Here at Kunini we specialise in everything that is concerned with electrics, be it designing building wiring or installation of solar power systems and everything in between. Therefore it is hardly surprising our interest in the growing market of electric vehicles and charging stations in Thailand.
Globally, there is an increase in demand for electric powered vehicles. Not just commercially as in city centre public transport but also for private vehicles. EV’s (Electric Vehicles) are definitely on the rise all over the world and in fact they are expected to rise in number by 35% of the proportion of all vehicles on the road by 2040.
Many areas and countries of the world are far more advanced in the EV market than others, and indeed in some European countries big incentives by governments have seen a rapid increase in private EV use. This has been in a number of formats to low taxation of new electric vehicles, to extremely cheap fuel and the widespread availability of charging stations.
Today in Thailand the demand for EV’s is still low, although the Kingdom has embraced hybrid vehicles (HEV’s) for around a decade or so. Recently the Land Transport Department released figures to show that the number of HEV’s and plug-in hybrid vehicles (PHEV’s) registered with them was just under 85,000 units. Surprisingly only 63 of these were BEV’s (Battery Electric Vehicles).
What may help to accelerate the growth of BEV’s in Thailand is incentives sponsored by the Board of Investment (BOI). If they start to encourage Thai manufacturers to get involved in the BEV industry, perhaps at first producing parts, then it will signal Thailand’s attention to embrace the whole industry.
Commercial electric vehicles are expected to be on the roads of Thailand in numbers by 2025, and ten years later the Thai government hopes to have built 700 charging stations and to have 1.2 million electric vehicles all over the country.
Although Thailand and many parts of ASEAN are behind other countries when it come to addressing its green issues, it does realise not just its own commitment to reduce carbon emissions, but the energy saving benefits in doing so.
The head of Climate Change and Sustainability Services in Thailand, Mr Paul Flipse recently issued a statement addressing the situation. The technological advances in power storage together with the urgent need to improve air quality in the cities to compensate for the consequences of urban development will fuel the growth of EV’s popularity tremendously.

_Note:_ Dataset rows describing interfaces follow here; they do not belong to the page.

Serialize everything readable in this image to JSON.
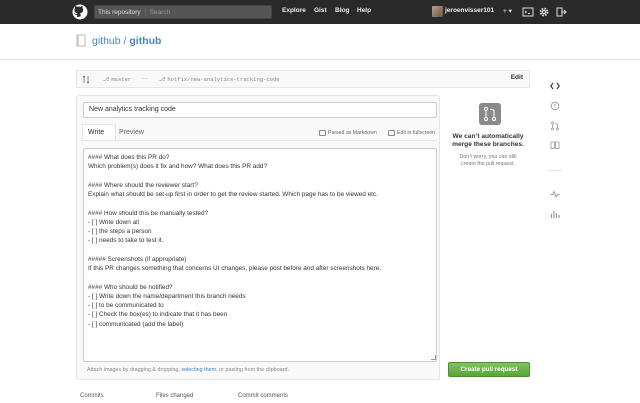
{
  "topbar": {
    "search_scope": "This repository",
    "search_placeholder": "Search",
    "nav": [
      "Explore",
      "Gist",
      "Blog",
      "Help"
    ],
    "username": "jeroenvisser101",
    "plus_label": "+ ▾"
  },
  "repo": {
    "owner": "github",
    "separator": " / ",
    "name": "github"
  },
  "branches": {
    "base": "master",
    "dots": "...",
    "head": "hotfix/new-analytics-tracking-code",
    "edit_label": "Edit"
  },
  "form": {
    "title_value": "New analytics tracking code",
    "tab_write": "Write",
    "tab_preview": "Preview",
    "parsed_as_markdown": "Parsed as Markdown",
    "edit_fullscreen": "Edit in fullscreen",
    "body_lines": [
      "#### What does this PR do?",
      "Which problem(s) does it fix and how? What does this PR add?",
      "",
      "#### Where should the reviewer start?",
      "Explain what should be set-up first in order to get the review started. Which page has to be viewed etc.",
      "",
      "#### How should this be manually tested?",
      "- [ ] Write down all",
      "- [ ] the steps a person",
      "- [ ] needs to take to test it.",
      "",
      "##### Screenshots (if appropriate)",
      "If this PR changes something that concerns UI changes, please post before and after screenshots here.",
      "",
      "#### Who should be notified?",
      "- [ ] Write down the name/department this branch needs",
      "- [ ] to be communicated to",
      "- [ ] Check the box(es) to indicate that it has been",
      "- [ ] communicated (add the label)"
    ],
    "attach_prefix": "Attach images by dragging & dropping, ",
    "attach_link": "selecting them",
    "attach_suffix": ", or pasting from the clipboard."
  },
  "merge_status": {
    "title_line1": "We can’t automatically",
    "title_line2": "merge these branches.",
    "sub_line1": "Don’t worry, you can still",
    "sub_line2": "create the pull request."
  },
  "create_button": "Create pull request",
  "bottom_tabs": [
    "Commits",
    "Files changed",
    "Commit comments"
  ],
  "colors": {
    "header_bg": "#2a2a2a",
    "link": "#4183c4",
    "green_button": "#6cc644"
  }
}
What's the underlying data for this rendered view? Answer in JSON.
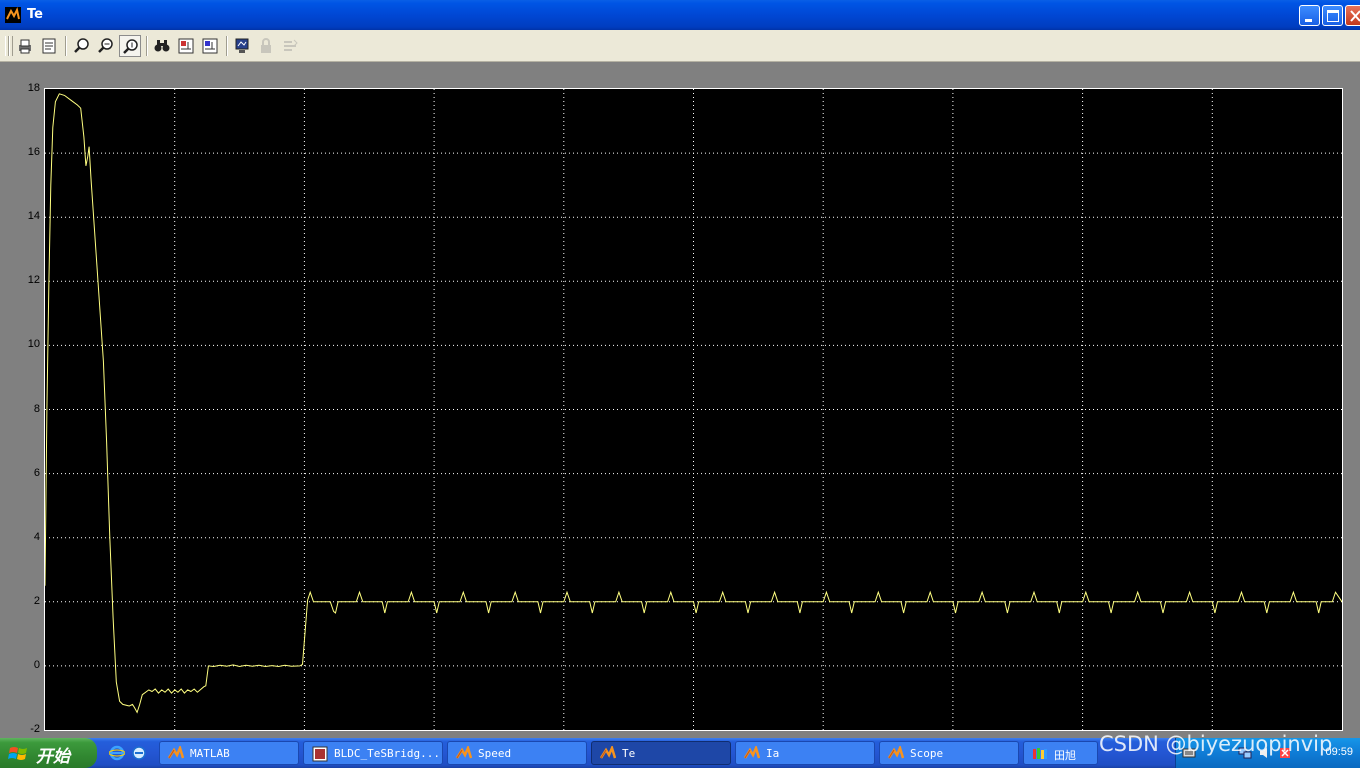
{
  "window": {
    "title": "Te"
  },
  "toolbar": {
    "buttons": [
      {
        "name": "print-button",
        "icon": "printer-icon"
      },
      {
        "name": "parameters-button",
        "icon": "parameters-icon"
      },
      {
        "name": "zoom-button",
        "icon": "magnifier-icon"
      },
      {
        "name": "zoom-x-button",
        "icon": "magnifier-x-icon"
      },
      {
        "name": "zoom-y-button",
        "icon": "magnifier-y-icon",
        "pressed": true
      },
      {
        "name": "autoscale-button",
        "icon": "binoculars-icon"
      },
      {
        "name": "save-axes-button",
        "icon": "save-axes-icon"
      },
      {
        "name": "restore-axes-button",
        "icon": "restore-axes-icon"
      },
      {
        "name": "floating-scope-button",
        "icon": "scope-icon"
      },
      {
        "name": "lock-axes-button",
        "icon": "lock-icon",
        "disabled": true
      },
      {
        "name": "signal-selection-button",
        "icon": "signal-selection-icon",
        "disabled": true
      }
    ]
  },
  "chart_data": {
    "type": "line",
    "title": "",
    "xlabel": "",
    "ylabel": "",
    "ylim": [
      -2,
      18
    ],
    "yticks": [
      "18",
      "16",
      "14",
      "12",
      "10",
      "8",
      "6",
      "4",
      "2",
      "0",
      "-2"
    ],
    "xlim": [
      0,
      0.2
    ],
    "grid": true,
    "line_color": "#ffff80",
    "background": "#000000",
    "series": [
      {
        "points": [
          [
            0,
            2.5
          ],
          [
            0.0003,
            8
          ],
          [
            0.0006,
            12
          ],
          [
            0.0009,
            15
          ],
          [
            0.0012,
            16.8
          ],
          [
            0.0016,
            17.6
          ],
          [
            0.0022,
            17.85
          ],
          [
            0.003,
            17.8
          ],
          [
            0.004,
            17.65
          ],
          [
            0.005,
            17.5
          ],
          [
            0.0055,
            17.4
          ],
          [
            0.006,
            16.5
          ],
          [
            0.0063,
            15.6
          ],
          [
            0.0066,
            15.9
          ],
          [
            0.0068,
            16.2
          ],
          [
            0.0071,
            15.2
          ],
          [
            0.008,
            12.5
          ],
          [
            0.009,
            9.5
          ],
          [
            0.0095,
            7
          ],
          [
            0.01,
            4
          ],
          [
            0.0105,
            1.5
          ],
          [
            0.011,
            -0.5
          ],
          [
            0.0115,
            -1.1
          ],
          [
            0.012,
            -1.2
          ],
          [
            0.013,
            -1.25
          ],
          [
            0.0135,
            -1.2
          ],
          [
            0.0138,
            -1.3
          ],
          [
            0.0142,
            -1.45
          ],
          [
            0.0146,
            -1.2
          ],
          [
            0.015,
            -0.9
          ],
          [
            0.016,
            -0.75
          ],
          [
            0.0165,
            -0.8
          ],
          [
            0.017,
            -0.72
          ],
          [
            0.0175,
            -0.85
          ],
          [
            0.018,
            -0.75
          ],
          [
            0.0185,
            -0.82
          ],
          [
            0.019,
            -0.72
          ],
          [
            0.0195,
            -0.85
          ],
          [
            0.02,
            -0.75
          ],
          [
            0.0205,
            -0.82
          ],
          [
            0.021,
            -0.72
          ],
          [
            0.0215,
            -0.85
          ],
          [
            0.022,
            -0.75
          ],
          [
            0.0225,
            -0.8
          ],
          [
            0.023,
            -0.72
          ],
          [
            0.0235,
            -0.82
          ],
          [
            0.0245,
            -0.65
          ],
          [
            0.0248,
            -0.62
          ],
          [
            0.0252,
            0
          ],
          [
            0.026,
            -0.02
          ],
          [
            0.027,
            0.02
          ],
          [
            0.028,
            -0.01
          ],
          [
            0.029,
            0.03
          ],
          [
            0.03,
            -0.02
          ],
          [
            0.031,
            0.02
          ],
          [
            0.032,
            -0.01
          ],
          [
            0.033,
            0.02
          ],
          [
            0.034,
            -0.02
          ],
          [
            0.035,
            0.01
          ],
          [
            0.036,
            -0.02
          ],
          [
            0.037,
            0.02
          ],
          [
            0.038,
            -0.01
          ],
          [
            0.0393,
            0
          ],
          [
            0.0397,
            0.05
          ],
          [
            0.0405,
            2.05
          ],
          [
            0.0409,
            2.3
          ],
          [
            0.0414,
            2.0
          ],
          [
            0.044,
            2.0
          ],
          [
            0.0445,
            1.7
          ],
          [
            0.0448,
            1.65
          ],
          [
            0.0452,
            2.0
          ],
          [
            0.048,
            2.0
          ],
          [
            0.0485,
            2.3
          ],
          [
            0.049,
            2.0
          ],
          [
            0.052,
            2.0
          ],
          [
            0.0524,
            1.65
          ],
          [
            0.0528,
            2.0
          ],
          [
            0.056,
            2.0
          ],
          [
            0.0565,
            2.3
          ],
          [
            0.057,
            2.0
          ],
          [
            0.06,
            2.0
          ],
          [
            0.0604,
            1.65
          ],
          [
            0.0608,
            2.0
          ],
          [
            0.064,
            2.0
          ],
          [
            0.0645,
            2.3
          ],
          [
            0.065,
            2.0
          ],
          [
            0.068,
            2.0
          ],
          [
            0.0684,
            1.65
          ],
          [
            0.0688,
            2.0
          ],
          [
            0.072,
            2.0
          ],
          [
            0.0725,
            2.3
          ],
          [
            0.073,
            2.0
          ],
          [
            0.076,
            2.0
          ],
          [
            0.0764,
            1.65
          ],
          [
            0.0768,
            2.0
          ],
          [
            0.08,
            2.0
          ],
          [
            0.0805,
            2.3
          ],
          [
            0.081,
            2.0
          ],
          [
            0.084,
            2.0
          ],
          [
            0.0844,
            1.65
          ],
          [
            0.0848,
            2.0
          ],
          [
            0.088,
            2.0
          ],
          [
            0.0885,
            2.3
          ],
          [
            0.089,
            2.0
          ],
          [
            0.092,
            2.0
          ],
          [
            0.0924,
            1.65
          ],
          [
            0.0928,
            2.0
          ],
          [
            0.096,
            2.0
          ],
          [
            0.0965,
            2.3
          ],
          [
            0.097,
            2.0
          ],
          [
            0.1,
            2.0
          ],
          [
            0.1004,
            1.65
          ],
          [
            0.1008,
            2.0
          ],
          [
            0.104,
            2.0
          ],
          [
            0.1045,
            2.3
          ],
          [
            0.105,
            2.0
          ],
          [
            0.108,
            2.0
          ],
          [
            0.1084,
            1.65
          ],
          [
            0.1088,
            2.0
          ],
          [
            0.112,
            2.0
          ],
          [
            0.1125,
            2.3
          ],
          [
            0.113,
            2.0
          ],
          [
            0.116,
            2.0
          ],
          [
            0.1164,
            1.65
          ],
          [
            0.1168,
            2.0
          ],
          [
            0.12,
            2.0
          ],
          [
            0.1205,
            2.3
          ],
          [
            0.121,
            2.0
          ],
          [
            0.124,
            2.0
          ],
          [
            0.1244,
            1.65
          ],
          [
            0.1248,
            2.0
          ],
          [
            0.128,
            2.0
          ],
          [
            0.1285,
            2.3
          ],
          [
            0.129,
            2.0
          ],
          [
            0.132,
            2.0
          ],
          [
            0.1324,
            1.65
          ],
          [
            0.1328,
            2.0
          ],
          [
            0.136,
            2.0
          ],
          [
            0.1365,
            2.3
          ],
          [
            0.137,
            2.0
          ],
          [
            0.14,
            2.0
          ],
          [
            0.1404,
            1.65
          ],
          [
            0.1408,
            2.0
          ],
          [
            0.144,
            2.0
          ],
          [
            0.1445,
            2.3
          ],
          [
            0.145,
            2.0
          ],
          [
            0.148,
            2.0
          ],
          [
            0.1484,
            1.65
          ],
          [
            0.1488,
            2.0
          ],
          [
            0.152,
            2.0
          ],
          [
            0.1525,
            2.3
          ],
          [
            0.153,
            2.0
          ],
          [
            0.156,
            2.0
          ],
          [
            0.1564,
            1.65
          ],
          [
            0.1568,
            2.0
          ],
          [
            0.16,
            2.0
          ],
          [
            0.1605,
            2.3
          ],
          [
            0.161,
            2.0
          ],
          [
            0.164,
            2.0
          ],
          [
            0.1644,
            1.65
          ],
          [
            0.1648,
            2.0
          ],
          [
            0.168,
            2.0
          ],
          [
            0.1685,
            2.3
          ],
          [
            0.169,
            2.0
          ],
          [
            0.172,
            2.0
          ],
          [
            0.1724,
            1.65
          ],
          [
            0.1728,
            2.0
          ],
          [
            0.176,
            2.0
          ],
          [
            0.1765,
            2.3
          ],
          [
            0.177,
            2.0
          ],
          [
            0.18,
            2.0
          ],
          [
            0.1804,
            1.65
          ],
          [
            0.1808,
            2.0
          ],
          [
            0.184,
            2.0
          ],
          [
            0.1845,
            2.3
          ],
          [
            0.185,
            2.0
          ],
          [
            0.188,
            2.0
          ],
          [
            0.1884,
            1.65
          ],
          [
            0.1888,
            2.0
          ],
          [
            0.192,
            2.0
          ],
          [
            0.1925,
            2.3
          ],
          [
            0.193,
            2.0
          ],
          [
            0.196,
            2.0
          ],
          [
            0.1964,
            1.65
          ],
          [
            0.1968,
            2.0
          ],
          [
            0.1985,
            2.0
          ],
          [
            0.199,
            2.3
          ],
          [
            0.2,
            2.0
          ]
        ]
      }
    ]
  },
  "taskbar": {
    "start_label": "开始",
    "quicklaunch": [
      "ie-icon",
      "ie-alt-icon"
    ],
    "tasks": [
      {
        "label": "MATLAB",
        "icon": "matlab-icon",
        "active": false
      },
      {
        "label": "BLDC_TeSBridg...",
        "icon": "simulink-icon",
        "active": false
      },
      {
        "label": "Speed",
        "icon": "matlab-icon",
        "active": false
      },
      {
        "label": "Te",
        "icon": "matlab-icon",
        "active": true
      },
      {
        "label": "Ia",
        "icon": "matlab-icon",
        "active": false
      },
      {
        "label": "Scope",
        "icon": "matlab-icon",
        "active": false
      },
      {
        "label": "田旭",
        "icon": "chat-icon",
        "active": false
      }
    ],
    "clock": "09:59"
  },
  "watermark": "CSDN @biyezuopinvip"
}
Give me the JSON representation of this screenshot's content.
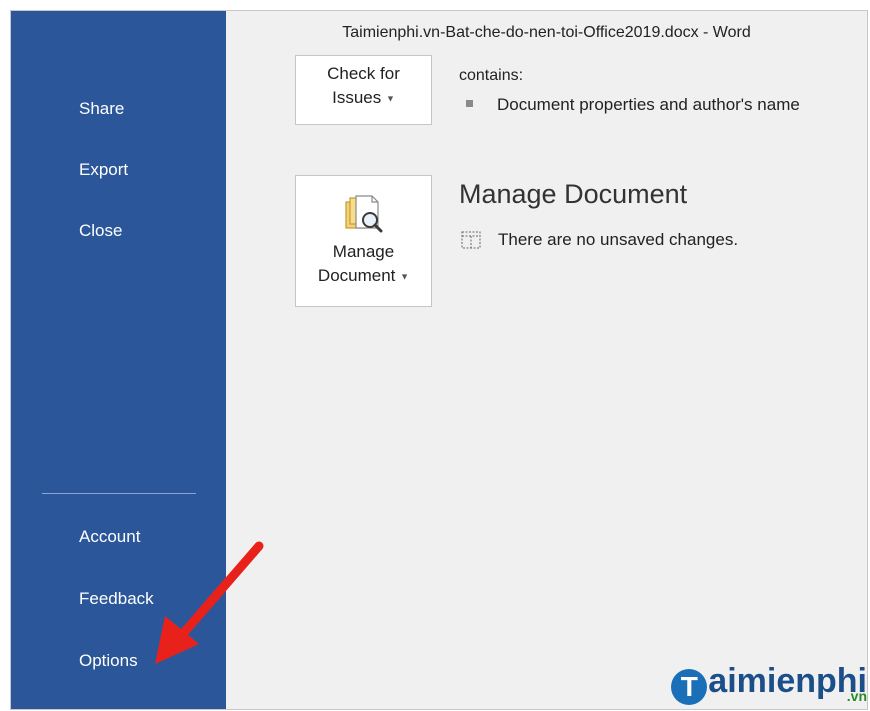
{
  "window": {
    "title": "Taimienphi.vn-Bat-che-do-nen-toi-Office2019.docx  -  Word"
  },
  "sidebar": {
    "top_items": [
      {
        "label": "Share"
      },
      {
        "label": "Export"
      },
      {
        "label": "Close"
      }
    ],
    "bottom_items": [
      {
        "label": "Account"
      },
      {
        "label": "Feedback"
      },
      {
        "label": "Options"
      }
    ],
    "background_color": "#2b579a"
  },
  "inspect": {
    "button_line1": "Check for",
    "button_line2": "Issues",
    "contains_text": "contains:",
    "bullet_text": "Document properties and author's name"
  },
  "manage": {
    "heading": "Manage Document",
    "button_line1": "Manage",
    "button_line2": "Document",
    "status_text": "There are no unsaved changes."
  },
  "watermark": {
    "text": "aimienphi",
    "letter": "T",
    "suffix": ".vn"
  },
  "annotation": {
    "arrow_color": "#e8221a"
  }
}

This is a powerful statement of the situation in Thailand, and points not to if but when EV’s will hit the roads in serious numbers on the roads all over the Kingdom. EV’s are a way to rectify pollution and power consumption issues within Thailand and also are a cheaper way to run a car for the consumer thus saving money.